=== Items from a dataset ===
-- Opening Marker --

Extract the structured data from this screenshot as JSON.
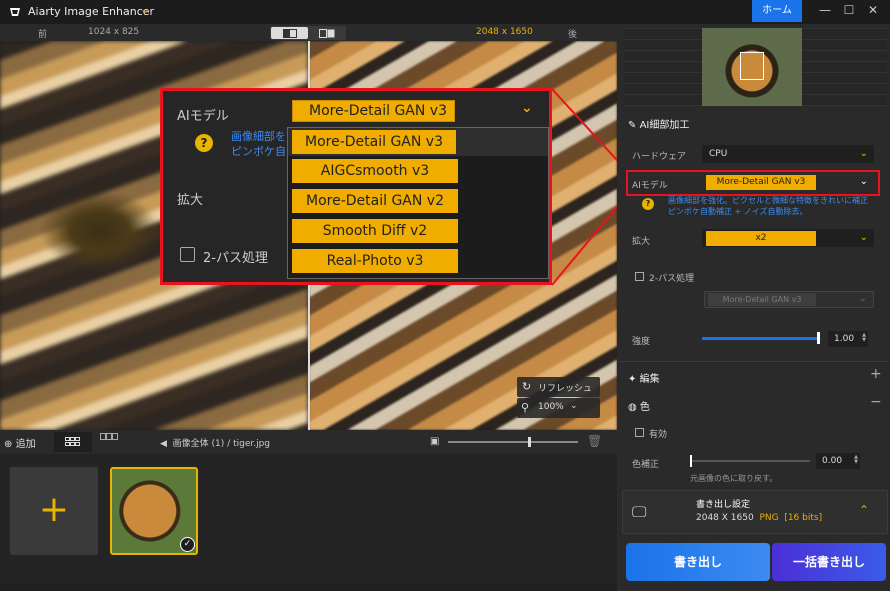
{
  "window": {
    "title": "Aiarty Image Enhancer",
    "home_label": "ホーム",
    "min": "—",
    "max": "☐",
    "close": "✕"
  },
  "infobar": {
    "before": "前",
    "res_before": "1024 x 825",
    "res_after": "2048 x 1650",
    "after": "後"
  },
  "preview": {
    "refresh": "リフレッシュ",
    "zoom": "100%"
  },
  "popup": {
    "ai_label": "AIモデル",
    "selected": "More-Detail GAN  v3",
    "desc_line1": "画像細部を",
    "desc_line2": "ピンボケ自",
    "scale_label": "拡大",
    "twopass_label": "2-パス処理",
    "options": [
      "More-Detail GAN  v3",
      "AIGCsmooth  v3",
      "More-Detail GAN  v2",
      "Smooth Diff  v2",
      "Real-Photo  v3"
    ]
  },
  "bottombar": {
    "add": "追加",
    "crumb_all": "画像全体 (1)",
    "crumb_sep": "/",
    "crumb_file": "tiger.jpg"
  },
  "panel": {
    "section_detail": "AI細部加工",
    "hardware_label": "ハードウェア",
    "hardware_value": "CPU",
    "ai_label": "AIモデル",
    "ai_value": "More-Detail GAN  v3",
    "ai_desc1": "画像細部を強化。ピクセルと微細な特徴をきれいに補正",
    "ai_desc2": "ピンボケ自動補正 + ノイズ自動除去。",
    "scale_label": "拡大",
    "scale_value": "x2",
    "twopass_label": "2-パス処理",
    "twopass_value": "More-Detail GAN  v3",
    "strength_label": "強度",
    "strength_value": "1.00",
    "section_edit": "編集",
    "section_color": "色",
    "valid_label": "有効",
    "color_label": "色補正",
    "color_value": "0.00",
    "color_hint": "元画像の色に取り戻す。",
    "export_title": "書き出し設定",
    "export_res": "2048 X 1650",
    "export_fmt": "PNG",
    "export_bits": "[16 bits]",
    "export_btn": "書き出し",
    "batch_btn": "一括書き出し"
  },
  "colors": {
    "accent": "#f0ad00",
    "blue": "#1a73e8",
    "highlight": "#e8131f"
  }
}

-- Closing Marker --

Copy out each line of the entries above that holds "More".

    "selected": "More-Detail GAN  v3",
      "More-Detail GAN  v3",
      "More-Detail GAN  v2",
    "ai_value": "More-Detail GAN  v3",
    "twopass_value": "More-Detail GAN  v3",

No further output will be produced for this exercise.